Joe Gunther, of the Vermont Bureau of Investigation, celebrates his 30th outing by handing off detective honors to a pair of women who don’t even work for him.
Nothing, it seems, could be more routine than the murder of Lyall Johnson, a nothingburger drug dealer apparently stabbed to death by his sometime buddy Brandon Leggatt in the middle of a deal gone bad. Leggatt tells Joe he didn’t kill Johnson, but then he would, wouldn’t he? Although the police miss out entirely on a second murder when someone dispatches elderly Homer Nelson so expertly that the body has been cremated before anybody thinks to question the verdict of natural death, they’re all over the shooting of Alex Robin Hale, a resourceful, ego-driven thief whose body is found in the Connecticut River. But not as all over it as private eye Sally Kravitz, who finds herself drawn to Hale by her father, who’s spent years breaking into people’s houses not to steal anything but to study their lifestyles, and Rachel Reiling, a photographer-turned-reporter at the Brattleboro Reformer whose one meeting with Hale, who’d offered to collaborate with her on a feature story on the promises and limitations of online security, turned from intriguing to sinister when he was killed shortly afterward. Eventually all these trails lead to Thorndike Academy, a tony prep school whose growing pains, already multiplied by rifts among the board members over wealthy Jonathan Marotti’s offer to spring for a new $15 million building, turn out to be only the most visible symptoms of problems that run much deeper. After spinning his wheels while Sally and Rachel dig up the dirt, Joe gets to conduct a climactic interrogation that reveals Thorndike as a cesspool just as noxious as corporate grocer GreenField in Joe’s most recent case (Bury the Lead, 2018, etc.).

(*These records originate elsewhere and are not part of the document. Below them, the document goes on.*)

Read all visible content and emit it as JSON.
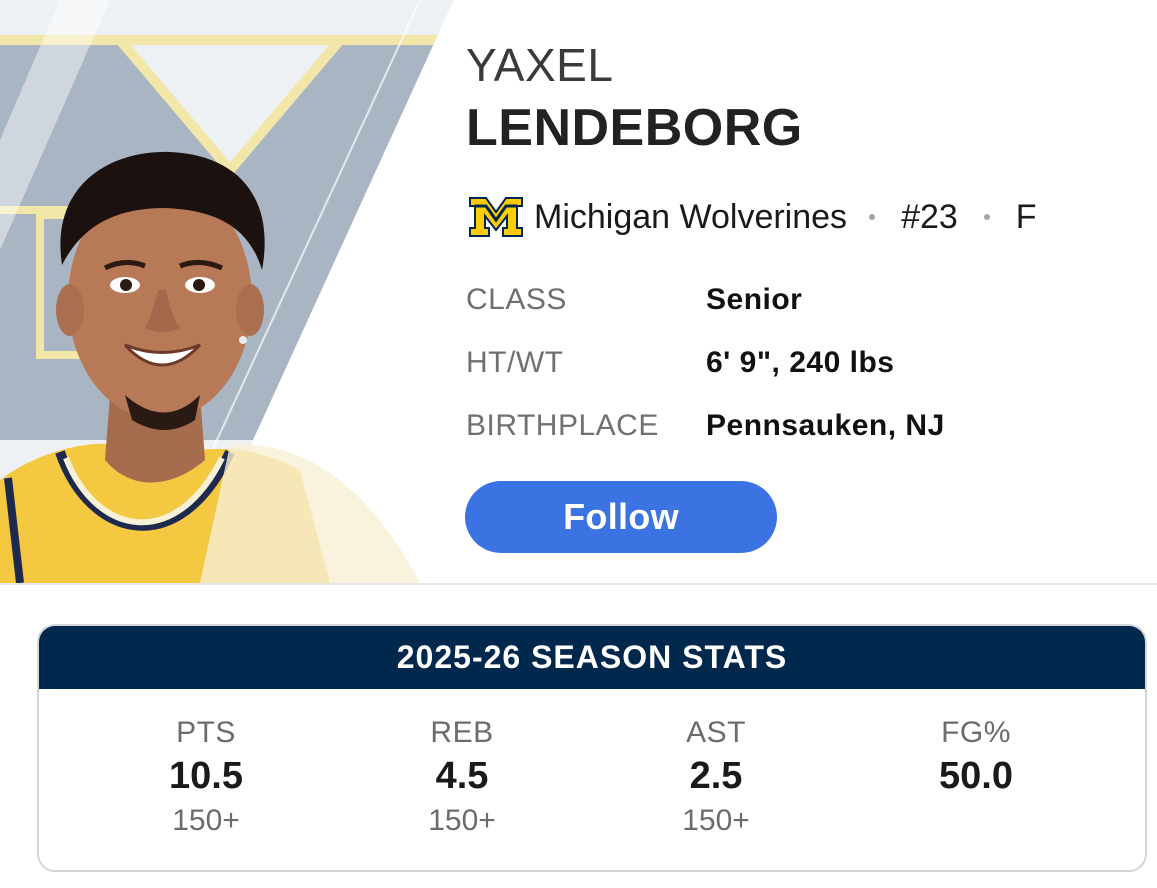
{
  "player": {
    "first_name": "YAXEL",
    "last_name": "LENDEBORG",
    "headshot_icon": "player-headshot",
    "team_logo_icon": "michigan-block-m-logo",
    "team_name": "Michigan Wolverines",
    "jersey_number": "#23",
    "position": "F"
  },
  "bio": [
    {
      "label": "CLASS",
      "value": "Senior"
    },
    {
      "label": "HT/WT",
      "value": "6' 9\", 240 lbs"
    },
    {
      "label": "BIRTHPLACE",
      "value": "Pennsauken, NJ"
    }
  ],
  "follow_button": {
    "label": "Follow"
  },
  "season_stats": {
    "title": "2025-26 SEASON STATS",
    "stats": [
      {
        "label": "PTS",
        "value": "10.5",
        "rank": "150+"
      },
      {
        "label": "REB",
        "value": "4.5",
        "rank": "150+"
      },
      {
        "label": "AST",
        "value": "2.5",
        "rank": "150+"
      },
      {
        "label": "FG%",
        "value": "50.0",
        "rank": ""
      }
    ]
  },
  "colors": {
    "navy": "#00274c",
    "maize": "#ffcb05",
    "follow_blue": "#3c73e2"
  }
}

Average for this venerable series, with few surprises but a nice sense of gradually deepening evil.